I’m a realist on that point as without investor return, there will be no Phoenix Point 2. But without a legacy, there will equally be no Phoenix Point 2 either.

Couldn’t agree more, but other than plugging away patiently and repeating myself ad infinitum until they get bored of hearing it and do something about it, there’s not much I or anyone else can do.

All I’m saying is your impression that people are letting the devs off the hook is very far off the mark.

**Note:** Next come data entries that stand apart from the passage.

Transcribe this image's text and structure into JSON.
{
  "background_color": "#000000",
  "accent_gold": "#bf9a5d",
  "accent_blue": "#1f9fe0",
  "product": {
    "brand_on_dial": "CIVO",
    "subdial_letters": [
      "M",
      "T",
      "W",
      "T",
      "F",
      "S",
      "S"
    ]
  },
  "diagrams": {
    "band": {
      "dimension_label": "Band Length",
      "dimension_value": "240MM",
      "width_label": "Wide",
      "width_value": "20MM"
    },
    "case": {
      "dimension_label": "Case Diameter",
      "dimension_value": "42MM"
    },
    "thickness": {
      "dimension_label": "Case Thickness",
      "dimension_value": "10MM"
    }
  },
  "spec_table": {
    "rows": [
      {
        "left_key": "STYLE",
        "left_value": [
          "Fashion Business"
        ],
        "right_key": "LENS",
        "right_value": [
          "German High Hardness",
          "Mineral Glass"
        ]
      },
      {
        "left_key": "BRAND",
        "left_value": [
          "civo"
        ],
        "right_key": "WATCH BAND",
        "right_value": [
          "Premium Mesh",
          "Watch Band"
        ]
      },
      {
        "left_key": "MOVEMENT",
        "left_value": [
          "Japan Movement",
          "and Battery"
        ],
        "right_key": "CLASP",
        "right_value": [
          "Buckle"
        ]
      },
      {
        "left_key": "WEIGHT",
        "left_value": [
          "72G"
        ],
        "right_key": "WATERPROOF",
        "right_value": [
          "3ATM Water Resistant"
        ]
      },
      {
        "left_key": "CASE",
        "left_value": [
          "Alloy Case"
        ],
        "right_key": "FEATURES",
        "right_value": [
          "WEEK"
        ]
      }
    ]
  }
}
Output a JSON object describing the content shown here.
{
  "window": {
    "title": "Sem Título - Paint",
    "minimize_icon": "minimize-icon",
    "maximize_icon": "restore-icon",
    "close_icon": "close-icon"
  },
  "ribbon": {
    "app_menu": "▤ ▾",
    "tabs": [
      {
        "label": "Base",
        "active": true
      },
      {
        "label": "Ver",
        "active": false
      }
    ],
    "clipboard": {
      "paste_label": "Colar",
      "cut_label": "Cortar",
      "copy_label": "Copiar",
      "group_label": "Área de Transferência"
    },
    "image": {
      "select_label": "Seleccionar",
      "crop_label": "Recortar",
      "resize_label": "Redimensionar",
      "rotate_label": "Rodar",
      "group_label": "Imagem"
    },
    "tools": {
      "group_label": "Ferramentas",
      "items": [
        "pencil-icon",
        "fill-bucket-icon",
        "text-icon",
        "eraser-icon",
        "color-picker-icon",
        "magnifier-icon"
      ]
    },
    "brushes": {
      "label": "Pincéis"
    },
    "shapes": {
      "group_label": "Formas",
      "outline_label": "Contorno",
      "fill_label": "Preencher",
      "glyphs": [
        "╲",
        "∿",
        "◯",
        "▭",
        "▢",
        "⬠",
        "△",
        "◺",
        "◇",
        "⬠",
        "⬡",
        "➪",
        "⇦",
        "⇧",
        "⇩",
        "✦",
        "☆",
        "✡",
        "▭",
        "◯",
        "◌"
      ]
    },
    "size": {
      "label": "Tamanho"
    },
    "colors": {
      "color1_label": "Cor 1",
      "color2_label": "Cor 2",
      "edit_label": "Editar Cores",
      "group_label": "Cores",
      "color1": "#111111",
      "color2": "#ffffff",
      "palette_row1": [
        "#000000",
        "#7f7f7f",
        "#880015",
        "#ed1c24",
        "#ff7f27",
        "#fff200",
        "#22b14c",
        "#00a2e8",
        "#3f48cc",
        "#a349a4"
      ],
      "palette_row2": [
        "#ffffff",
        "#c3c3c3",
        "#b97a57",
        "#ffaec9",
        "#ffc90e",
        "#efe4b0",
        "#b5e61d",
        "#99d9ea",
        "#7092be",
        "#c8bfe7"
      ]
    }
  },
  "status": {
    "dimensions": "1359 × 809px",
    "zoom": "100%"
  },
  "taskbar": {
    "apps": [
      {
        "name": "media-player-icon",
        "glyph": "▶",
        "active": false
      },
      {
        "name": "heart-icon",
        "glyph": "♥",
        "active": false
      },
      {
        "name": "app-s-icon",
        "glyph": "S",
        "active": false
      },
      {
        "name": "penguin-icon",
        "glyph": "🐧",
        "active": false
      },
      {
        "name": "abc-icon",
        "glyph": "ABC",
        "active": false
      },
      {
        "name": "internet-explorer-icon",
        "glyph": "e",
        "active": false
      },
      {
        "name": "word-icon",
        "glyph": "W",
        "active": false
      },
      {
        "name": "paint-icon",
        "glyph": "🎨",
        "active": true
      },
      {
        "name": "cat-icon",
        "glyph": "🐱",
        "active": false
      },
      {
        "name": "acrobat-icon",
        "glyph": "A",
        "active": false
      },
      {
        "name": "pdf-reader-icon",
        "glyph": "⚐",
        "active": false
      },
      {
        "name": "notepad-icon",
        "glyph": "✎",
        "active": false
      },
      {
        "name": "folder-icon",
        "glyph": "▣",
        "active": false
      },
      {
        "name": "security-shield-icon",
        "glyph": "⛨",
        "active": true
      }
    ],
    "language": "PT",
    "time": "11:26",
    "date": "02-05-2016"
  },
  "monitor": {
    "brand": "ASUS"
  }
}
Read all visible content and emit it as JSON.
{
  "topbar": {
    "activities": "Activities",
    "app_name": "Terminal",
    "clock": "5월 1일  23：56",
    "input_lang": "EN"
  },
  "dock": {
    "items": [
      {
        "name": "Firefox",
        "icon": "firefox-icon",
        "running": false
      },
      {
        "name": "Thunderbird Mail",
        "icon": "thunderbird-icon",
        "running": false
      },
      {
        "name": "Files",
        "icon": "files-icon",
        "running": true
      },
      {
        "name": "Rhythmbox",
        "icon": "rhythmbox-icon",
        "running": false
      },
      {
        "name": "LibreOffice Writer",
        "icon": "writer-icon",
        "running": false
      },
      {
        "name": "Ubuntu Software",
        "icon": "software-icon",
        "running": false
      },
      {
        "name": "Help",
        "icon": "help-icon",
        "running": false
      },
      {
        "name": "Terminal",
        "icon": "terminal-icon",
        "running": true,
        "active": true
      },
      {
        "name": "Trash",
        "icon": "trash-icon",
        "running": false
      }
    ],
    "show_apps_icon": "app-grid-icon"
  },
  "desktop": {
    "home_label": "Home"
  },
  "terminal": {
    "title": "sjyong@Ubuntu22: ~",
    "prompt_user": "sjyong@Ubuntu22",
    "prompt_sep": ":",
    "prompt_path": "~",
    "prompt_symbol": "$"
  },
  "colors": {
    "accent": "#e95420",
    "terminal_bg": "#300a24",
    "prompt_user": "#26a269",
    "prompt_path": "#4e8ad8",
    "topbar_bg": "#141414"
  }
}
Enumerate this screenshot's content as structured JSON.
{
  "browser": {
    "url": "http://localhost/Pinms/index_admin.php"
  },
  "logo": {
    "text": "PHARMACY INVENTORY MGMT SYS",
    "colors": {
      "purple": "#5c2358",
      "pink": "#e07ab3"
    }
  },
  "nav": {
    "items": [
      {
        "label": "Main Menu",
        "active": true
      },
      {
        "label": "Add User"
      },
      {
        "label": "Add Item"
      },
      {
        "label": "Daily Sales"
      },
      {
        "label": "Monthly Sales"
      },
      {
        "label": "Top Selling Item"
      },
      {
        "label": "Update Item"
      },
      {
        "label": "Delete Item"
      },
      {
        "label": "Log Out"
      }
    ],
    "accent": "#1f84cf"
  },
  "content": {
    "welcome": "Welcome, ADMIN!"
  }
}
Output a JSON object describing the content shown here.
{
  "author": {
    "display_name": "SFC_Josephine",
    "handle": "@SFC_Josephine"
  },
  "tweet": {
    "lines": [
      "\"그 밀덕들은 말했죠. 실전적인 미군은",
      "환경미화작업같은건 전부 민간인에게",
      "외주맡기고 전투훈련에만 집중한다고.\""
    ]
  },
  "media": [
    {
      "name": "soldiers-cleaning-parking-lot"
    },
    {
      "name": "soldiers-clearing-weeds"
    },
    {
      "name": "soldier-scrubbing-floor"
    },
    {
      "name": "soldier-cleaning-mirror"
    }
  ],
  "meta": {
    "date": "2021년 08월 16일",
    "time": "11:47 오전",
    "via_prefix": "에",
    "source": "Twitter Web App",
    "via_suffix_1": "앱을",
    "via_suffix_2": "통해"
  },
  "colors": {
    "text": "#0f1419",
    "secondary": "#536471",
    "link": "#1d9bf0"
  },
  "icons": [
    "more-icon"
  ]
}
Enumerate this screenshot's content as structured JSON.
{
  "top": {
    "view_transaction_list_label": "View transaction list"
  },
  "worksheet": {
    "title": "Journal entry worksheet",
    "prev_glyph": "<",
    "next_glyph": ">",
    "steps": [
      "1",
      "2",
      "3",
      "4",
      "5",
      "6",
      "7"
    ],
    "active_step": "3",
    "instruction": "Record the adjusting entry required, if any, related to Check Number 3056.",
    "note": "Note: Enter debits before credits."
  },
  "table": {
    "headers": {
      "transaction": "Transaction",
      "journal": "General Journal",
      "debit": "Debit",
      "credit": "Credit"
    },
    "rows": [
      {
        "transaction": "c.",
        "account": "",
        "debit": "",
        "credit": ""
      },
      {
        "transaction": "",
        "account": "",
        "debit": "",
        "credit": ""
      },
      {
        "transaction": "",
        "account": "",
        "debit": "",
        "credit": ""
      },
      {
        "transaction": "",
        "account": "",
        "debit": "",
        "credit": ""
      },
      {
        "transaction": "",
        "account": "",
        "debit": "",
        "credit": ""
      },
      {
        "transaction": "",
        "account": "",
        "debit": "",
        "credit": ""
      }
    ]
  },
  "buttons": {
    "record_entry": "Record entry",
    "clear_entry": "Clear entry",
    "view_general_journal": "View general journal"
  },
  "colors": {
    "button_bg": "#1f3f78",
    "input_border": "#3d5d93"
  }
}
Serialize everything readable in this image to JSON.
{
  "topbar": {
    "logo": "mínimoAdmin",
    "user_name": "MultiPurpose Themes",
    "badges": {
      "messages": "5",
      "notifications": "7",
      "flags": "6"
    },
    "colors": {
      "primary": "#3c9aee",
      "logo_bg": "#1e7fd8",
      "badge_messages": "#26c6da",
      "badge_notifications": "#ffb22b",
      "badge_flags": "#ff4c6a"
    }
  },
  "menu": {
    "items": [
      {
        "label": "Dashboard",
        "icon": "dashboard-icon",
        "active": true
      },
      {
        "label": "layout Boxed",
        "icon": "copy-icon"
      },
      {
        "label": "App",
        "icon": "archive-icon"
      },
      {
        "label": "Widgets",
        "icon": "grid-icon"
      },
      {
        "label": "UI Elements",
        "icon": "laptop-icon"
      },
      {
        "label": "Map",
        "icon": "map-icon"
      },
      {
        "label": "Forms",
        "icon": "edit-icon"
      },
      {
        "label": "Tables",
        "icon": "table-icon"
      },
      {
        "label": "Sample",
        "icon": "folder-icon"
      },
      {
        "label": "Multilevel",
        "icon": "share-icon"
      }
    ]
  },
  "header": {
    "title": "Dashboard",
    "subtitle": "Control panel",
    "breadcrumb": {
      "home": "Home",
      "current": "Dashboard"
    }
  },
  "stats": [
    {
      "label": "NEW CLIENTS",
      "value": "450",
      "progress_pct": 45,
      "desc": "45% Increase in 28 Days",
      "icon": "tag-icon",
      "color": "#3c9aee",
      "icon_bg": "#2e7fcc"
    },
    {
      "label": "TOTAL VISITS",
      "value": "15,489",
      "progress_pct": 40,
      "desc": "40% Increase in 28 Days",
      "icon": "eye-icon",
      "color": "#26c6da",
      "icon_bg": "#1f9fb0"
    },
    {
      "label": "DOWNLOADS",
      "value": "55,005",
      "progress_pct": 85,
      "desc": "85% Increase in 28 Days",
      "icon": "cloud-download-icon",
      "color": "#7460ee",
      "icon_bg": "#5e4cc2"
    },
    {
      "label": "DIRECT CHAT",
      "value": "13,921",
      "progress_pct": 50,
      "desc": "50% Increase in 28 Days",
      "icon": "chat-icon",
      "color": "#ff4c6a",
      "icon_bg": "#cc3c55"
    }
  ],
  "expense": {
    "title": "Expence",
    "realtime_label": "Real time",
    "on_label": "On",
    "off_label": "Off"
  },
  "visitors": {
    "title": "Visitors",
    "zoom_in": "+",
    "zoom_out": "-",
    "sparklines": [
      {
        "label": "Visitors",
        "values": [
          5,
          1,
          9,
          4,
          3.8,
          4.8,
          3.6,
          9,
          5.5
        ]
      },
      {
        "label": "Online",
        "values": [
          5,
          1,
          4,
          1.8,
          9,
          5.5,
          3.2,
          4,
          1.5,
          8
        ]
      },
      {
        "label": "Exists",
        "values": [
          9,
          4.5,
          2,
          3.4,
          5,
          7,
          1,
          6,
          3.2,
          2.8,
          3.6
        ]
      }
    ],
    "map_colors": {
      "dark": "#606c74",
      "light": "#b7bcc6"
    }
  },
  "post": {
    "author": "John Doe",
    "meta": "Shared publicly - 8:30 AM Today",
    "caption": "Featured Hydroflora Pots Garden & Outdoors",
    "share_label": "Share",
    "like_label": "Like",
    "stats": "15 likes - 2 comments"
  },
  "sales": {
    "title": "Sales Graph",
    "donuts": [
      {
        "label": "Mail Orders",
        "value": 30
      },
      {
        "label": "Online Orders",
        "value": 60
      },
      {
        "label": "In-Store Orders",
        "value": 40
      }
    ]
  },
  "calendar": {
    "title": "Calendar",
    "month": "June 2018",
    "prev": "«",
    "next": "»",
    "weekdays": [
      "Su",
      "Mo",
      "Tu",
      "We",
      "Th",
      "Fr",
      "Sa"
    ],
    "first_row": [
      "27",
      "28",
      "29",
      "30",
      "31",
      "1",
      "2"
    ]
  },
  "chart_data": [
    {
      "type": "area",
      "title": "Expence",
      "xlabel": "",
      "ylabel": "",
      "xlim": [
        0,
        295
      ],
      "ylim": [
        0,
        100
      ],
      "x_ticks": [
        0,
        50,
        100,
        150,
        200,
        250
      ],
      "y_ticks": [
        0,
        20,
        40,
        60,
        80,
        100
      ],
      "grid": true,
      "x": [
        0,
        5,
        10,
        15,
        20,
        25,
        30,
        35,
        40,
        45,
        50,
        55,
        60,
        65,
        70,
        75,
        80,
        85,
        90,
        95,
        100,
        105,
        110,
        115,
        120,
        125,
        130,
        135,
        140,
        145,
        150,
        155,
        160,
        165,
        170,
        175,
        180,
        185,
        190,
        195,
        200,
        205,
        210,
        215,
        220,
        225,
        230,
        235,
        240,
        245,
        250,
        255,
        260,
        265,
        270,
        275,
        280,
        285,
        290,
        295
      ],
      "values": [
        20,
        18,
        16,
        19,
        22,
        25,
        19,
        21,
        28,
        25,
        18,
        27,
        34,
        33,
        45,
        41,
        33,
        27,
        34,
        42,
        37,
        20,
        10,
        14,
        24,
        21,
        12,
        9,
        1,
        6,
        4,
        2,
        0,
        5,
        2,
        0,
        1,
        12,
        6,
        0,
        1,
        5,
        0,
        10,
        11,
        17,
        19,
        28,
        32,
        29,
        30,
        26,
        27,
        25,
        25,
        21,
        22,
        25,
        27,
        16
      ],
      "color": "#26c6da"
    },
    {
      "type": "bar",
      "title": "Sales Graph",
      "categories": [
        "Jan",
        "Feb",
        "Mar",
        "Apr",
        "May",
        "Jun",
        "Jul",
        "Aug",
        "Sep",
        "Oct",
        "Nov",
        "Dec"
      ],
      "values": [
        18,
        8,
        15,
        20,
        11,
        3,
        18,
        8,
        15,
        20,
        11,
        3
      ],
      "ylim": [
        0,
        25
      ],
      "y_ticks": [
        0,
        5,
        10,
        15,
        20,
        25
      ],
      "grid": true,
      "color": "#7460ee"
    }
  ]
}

Just because we play with workarounds doesn’t stop us telling them how stupid the stuff we have to work around is.

Though I have also said before that if something else came along with the potential to do what PP could and should have done, I would probably abandon PP in favour of that.
The devs have clearly made their bed, and while I’m currently lying in it because it’s the best fit for me right now, I am under no illusions that it’s never going to be as (un)comfortable as I would like it to be.


To be more precise, 70 for your operatives with Farsighted (+10), Perception Head mutation (+14) and Priest body and leg armour (+7 and +4) and the Spawnery is a so called “big” target that can be spotted on even longer ranges (afaik double range, so 140 tiles, funny, isn’t it?).